       In the past few years there has been a great move to abduct the Church and steer her away from the “straight and narrow” by seducing her onto the “broad path.” This visible, yet subtle shift was made possible because instead of “watching and praying” the sleepy Church began to nibble on the poisoned cake of “the social gospel.” Soon the toxic effects were evidenced everywhere when the doors were opened wide to embrace every foul and unclean bird posing as an expert on all things “Christian.” Gullible sheep tuned in to their favorite “Christian guru” with their “new revelations” promising health and wealth on TV and radio. These wolves in sheep’s clothing were (and are) adept at redefining what true Christianity is, especially through modern, perverted “versions” of the Bible. Gone was the “time to weep” because of sin, and because of lost souls. Now was the time, according to the “new breed” of popular “purpose-driven pimps, “to laugh” and be “positive” as the New Thing promised worldwide revival. Their psychobabble, unscriptural, “Christianity light” book sales rank in the millions. Mainstream churches had to either jump on board and join the “seeker friendly,” “fun” bandwagon or risk dwindling numbers of people and profits. Tragically, multitudes of young people have been, and are being swept away by the destructive tsunami of this unholy, profane, ungodly “pseudo Christianity” with its own revised and updated version of Jesus that neither the Apostles, nor the pilgrim church, nor the martyred saints through the ages would recognize.

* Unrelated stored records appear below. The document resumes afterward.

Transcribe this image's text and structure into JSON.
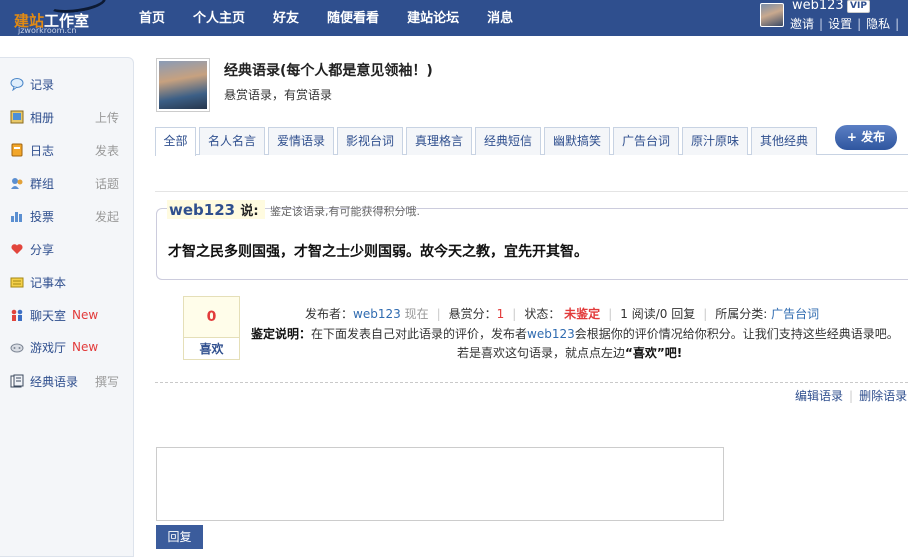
{
  "logo": {
    "text_orange": "建站",
    "text_white": "工作室",
    "sub": "jzworkroom.cn"
  },
  "nav": [
    "首页",
    "个人主页",
    "好友",
    "随便看看",
    "建站论坛",
    "消息"
  ],
  "user": {
    "name": "web123",
    "badge": "VIP",
    "links": [
      "邀请",
      "设置",
      "隐私"
    ]
  },
  "sidebar": [
    {
      "icon": "speech-bubble-icon",
      "label": "记录",
      "sub": ""
    },
    {
      "icon": "photo-album-icon",
      "label": "相册",
      "sub": "上传"
    },
    {
      "icon": "diary-icon",
      "label": "日志",
      "sub": "发表"
    },
    {
      "icon": "group-icon",
      "label": "群组",
      "sub": "话题"
    },
    {
      "icon": "poll-bars-icon",
      "label": "投票",
      "sub": "发起"
    },
    {
      "icon": "share-heart-icon",
      "label": "分享",
      "sub": ""
    },
    {
      "icon": "notebook-icon",
      "label": "记事本",
      "sub": ""
    },
    {
      "icon": "chat-people-icon",
      "label": "聊天室",
      "sub": "",
      "badge": "New"
    },
    {
      "icon": "gamepad-icon",
      "label": "游戏厅",
      "sub": "",
      "badge": "New"
    },
    {
      "icon": "quote-book-icon",
      "label": "经典语录",
      "sub": "撰写"
    }
  ],
  "header": {
    "title": "经典语录(每个人都是意见领袖！)",
    "subtitle": "悬赏语录，有赏语录"
  },
  "tabs": [
    "全部",
    "名人名言",
    "爱情语录",
    "影视台词",
    "真理格言",
    "经典短信",
    "幽默搞笑",
    "广告台词",
    "原汁原味",
    "其他经典"
  ],
  "publish_label": "+ 发布",
  "quote": {
    "author": "web123",
    "say": "说:",
    "note": "鉴定该语录,有可能获得积分哦.",
    "text": "才智之民多则国强，才智之士少则国弱。故今天之教，宜先开其智。"
  },
  "like": {
    "count": "0",
    "label": "喜欢"
  },
  "meta": {
    "poster_label": "发布者：",
    "poster": "web123",
    "time": "现在",
    "reward_label": "悬赏分：",
    "reward": "1",
    "status_label": "状态：",
    "status": "未鉴定",
    "reads": "1",
    "reads_label": "阅读/0 回复",
    "category_label": "所属分类:",
    "category": "广告台词"
  },
  "desc": {
    "label": "鉴定说明：",
    "text1": "在下面发表自己对此语录的评价，发布者",
    "poster": "web123",
    "text2": "会根据你的评价情况给你积分。让我们支持这些经典语录吧。",
    "line2_pre": "若是喜欢这句语录，就点点左边",
    "line2_em": "“喜欢”",
    "line2_post": "吧!"
  },
  "actions": [
    "编辑语录",
    "删除语录"
  ],
  "reply_label": "回复",
  "colors": {
    "topbar": "#2f4f8e",
    "link": "#2f4f8e",
    "alert": "#e23b3b"
  }
}
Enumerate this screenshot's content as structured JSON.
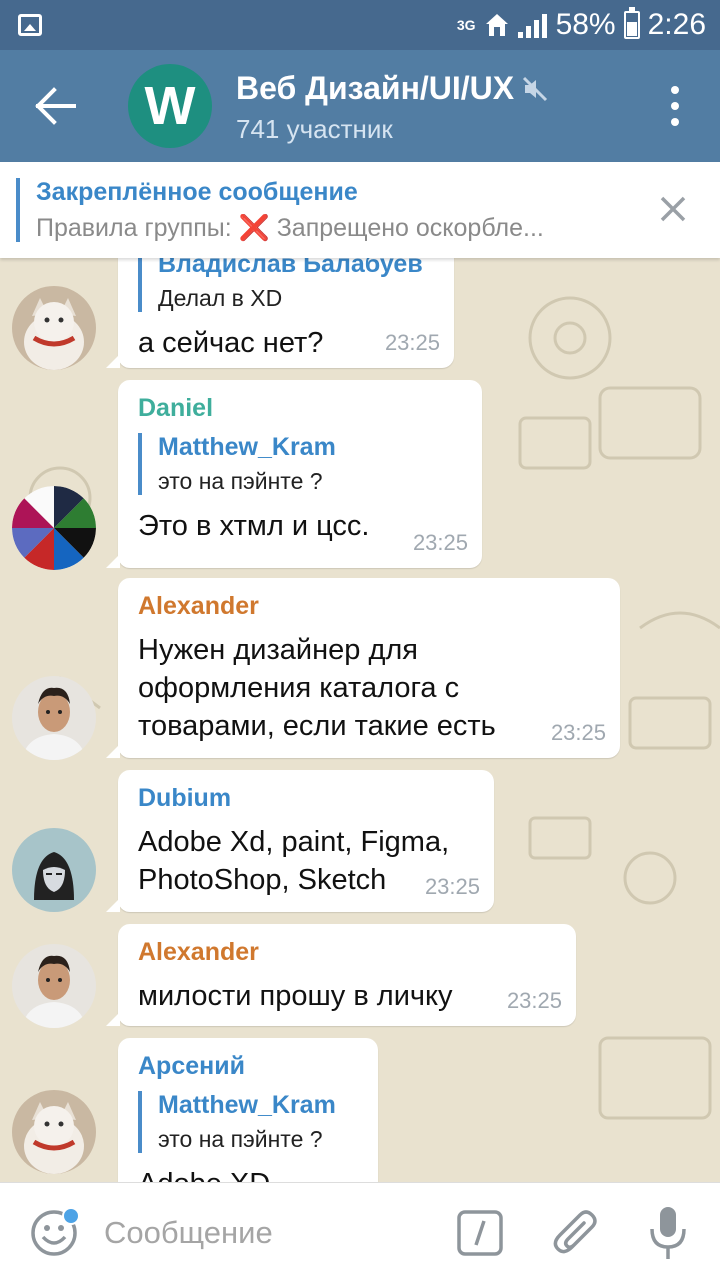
{
  "status_bar": {
    "network": "3G",
    "battery": "58%",
    "time": "2:26",
    "battery_level": 0.58
  },
  "header": {
    "avatar_letter": "W",
    "title": "Веб Дизайн/UI/UX",
    "subtitle": "741 участник",
    "muted": true
  },
  "pinned": {
    "title": "Закреплённое сообщение",
    "text": "Правила группы: ❌ Запрещено оскорбле..."
  },
  "messages": [
    {
      "sender": "",
      "reply_name": "Владислав Балабуев",
      "reply_text": "Делал в XD",
      "text": "а сейчас нет?",
      "time": "23:25"
    },
    {
      "sender": "Daniel",
      "sender_color": "#3fae9c",
      "reply_name": "Matthew_Kram",
      "reply_text": "это на пэйнте ?",
      "text": "Это в хтмл и цсс.",
      "time": "23:25"
    },
    {
      "sender": "Alexander",
      "sender_color": "#d0782e",
      "text_lines": [
        "Нужен дизайнер для",
        "оформления каталога с",
        "товарами, если такие есть"
      ],
      "time": "23:25"
    },
    {
      "sender": "Dubium",
      "sender_color": "#3a87c8",
      "text_lines": [
        "Adobe Xd, paint, Figma,",
        "PhotoShop, Sketch"
      ],
      "time": "23:25"
    },
    {
      "sender": "Alexander",
      "sender_color": "#d0782e",
      "text": "милости прошу в личку",
      "time": "23:25"
    },
    {
      "sender": "Арсений",
      "sender_color": "#3a87c8",
      "reply_name": "Matthew_Kram",
      "reply_text": "это на пэйнте ?",
      "text": "Adobe XD"
    }
  ],
  "input": {
    "placeholder": "Сообщение"
  }
}
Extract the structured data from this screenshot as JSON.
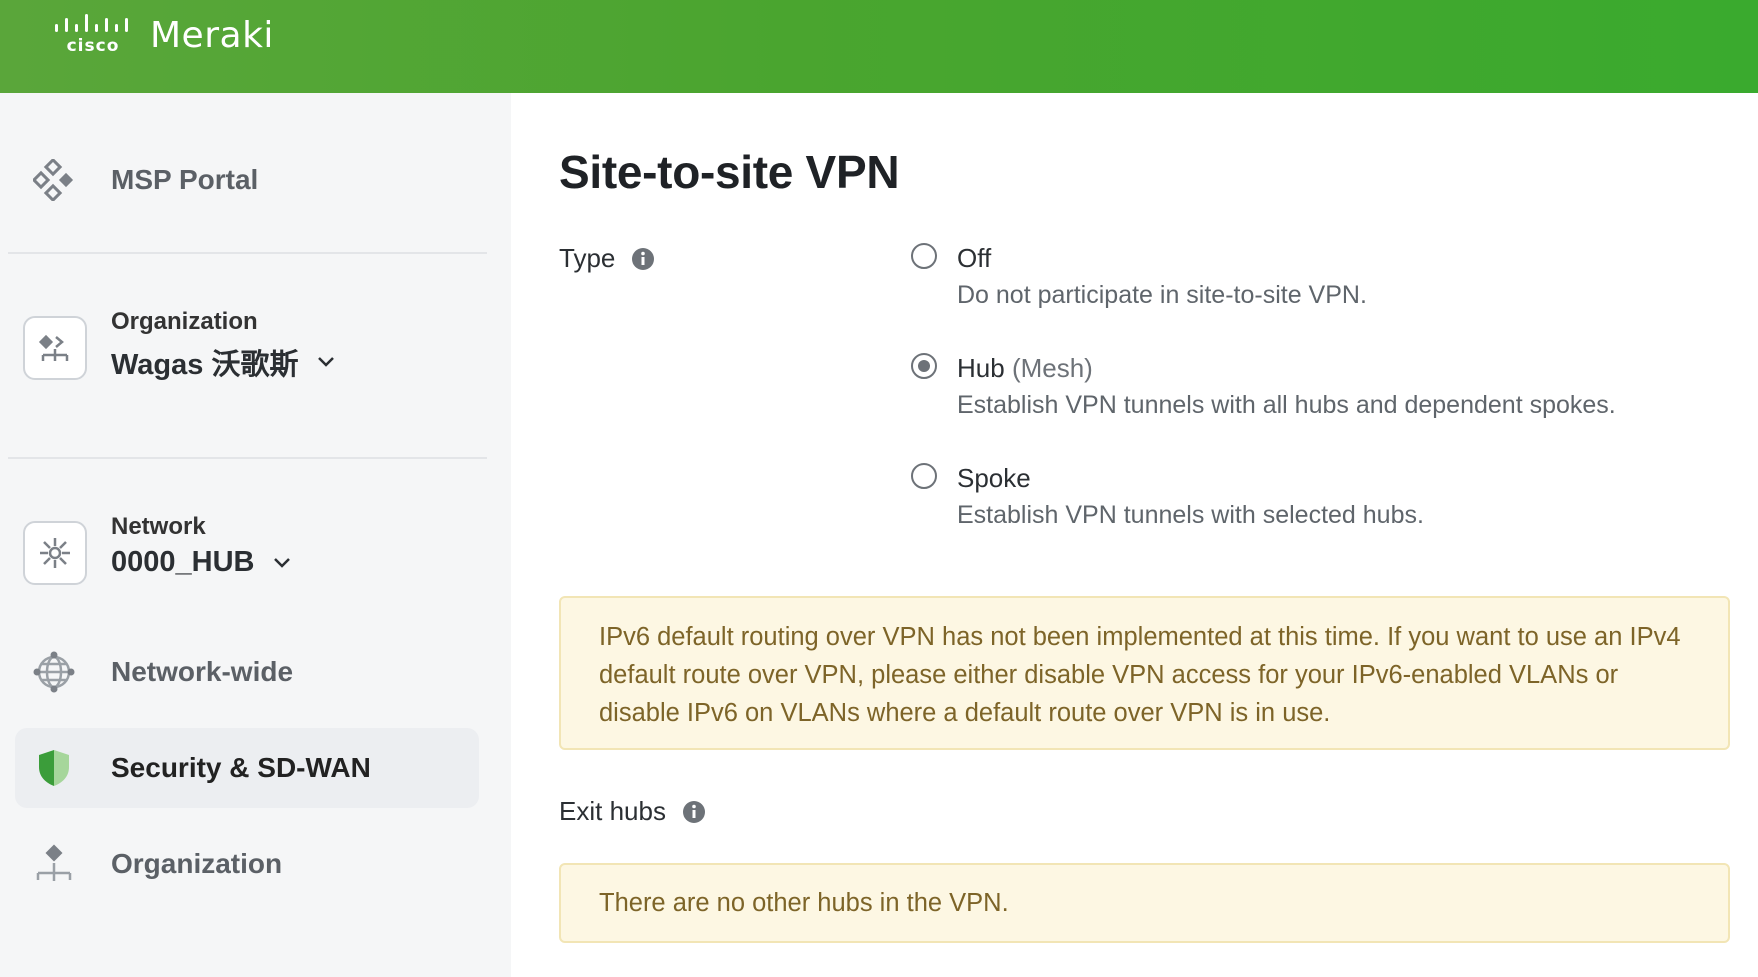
{
  "header": {
    "brand_company": "cisco",
    "brand_product": "Meraki",
    "bg_color": "#4aa52f"
  },
  "sidebar": {
    "msp_portal": "MSP Portal",
    "organization": {
      "label": "Organization",
      "value": "Wagas 沃歌斯"
    },
    "network": {
      "label": "Network",
      "value": "0000_HUB"
    },
    "items": [
      {
        "label": "Network-wide",
        "icon": "globe-icon",
        "active": false
      },
      {
        "label": "Security & SD-WAN",
        "icon": "shield-icon",
        "active": true
      },
      {
        "label": "Organization",
        "icon": "organization-icon",
        "active": false
      }
    ]
  },
  "main": {
    "title": "Site-to-site VPN",
    "type_label": "Type",
    "options": [
      {
        "title": "Off",
        "subtitle": "",
        "description": "Do not participate in site-to-site VPN.",
        "checked": false
      },
      {
        "title": "Hub",
        "subtitle": "(Mesh)",
        "description": "Establish VPN tunnels with all hubs and dependent spokes.",
        "checked": true
      },
      {
        "title": "Spoke",
        "subtitle": "",
        "description": "Establish VPN tunnels with selected hubs.",
        "checked": false
      }
    ],
    "ipv6_notice": "IPv6 default routing over VPN has not been implemented at this time. If you want to use an IPv4 default route over VPN, please either disable VPN access for your IPv6-enabled VLANs or disable IPv6 on VLANs where a default route over VPN is in use.",
    "exit_hubs_label": "Exit hubs",
    "exit_hubs_notice": "There are no other hubs in the VPN.",
    "notice_bg": "#fdf7e3",
    "notice_text_color": "#7d6428"
  }
}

      Now we are in the age of “easy-believism” and “cheap grace,” where the so-called “gloom and doom” Christianity is repudiated by the entertaining, contemporary, fun churches. A whole new “Jesus” is being portrayed through the media, in books, and by predators in our pulpits. No longer is the definition of Jesus according to Isaiah 53:3 taken into serious consideration: “He is despised and rejected of men; a man of sorrows, and acquainted with grief: and we hid as it were our faces from him; he was despised, and we esteemed him not.” Instead, the new Jesus is being portrayed, among other things, as a fun-loving comedian—a laughing “surfer dude” who hangs out with punk rockers, and rides a Harley. This updated version of the “happy” Jesus is portrayed as a carefree regular guy who just wants to “hang out” with us, and who is as worldly (or worse) than we are since this “new Jesus” is ultramodern, has multiple jewel-filled body piercings, is tattooed, smokes and is as far removed as you can get from the sinless, suffering Savior of the Bible. Is this just an updated “reformation” or is it total rebellion and apostasy bordering on blasphemy? My Bible says “For such an high priest became us, who is holy, harmless, undefiled, separate from sinners, and made higher than the heavens; Hebrews 7:26. [Emphasis added.] Paul warned, “But evil men and seducers shall wax worse and worse, deceiving, and being deceived” 2 Timothy 3:13. Jesus said,And because iniquity shall abound, the love of many shall wax cold” and, “…when the Son of man cometh, shall he find faith on the earth? Matthew 24:12, Luke 18:8b.

      When Satan laughs, it is a time to weep. But, be encouraged for the time of laughter is coming for God’s children. “He that hath an ear, let him hear what the Spirit saith unto the churches; To him that overcometh will I give to eat of the tree of life, which is in the midst of the paradise of God”…..”be thou faithful unto death, and I will give thee a crown of life”…. “And God shall wipe away all tears from their eyes; and there shall be no more death, neither sorrow, nor crying, neither shall there be any more pain: for the former things are passed away” Revelation 2:7, 10b;21:4.

      Come quickly, Lord Jesus!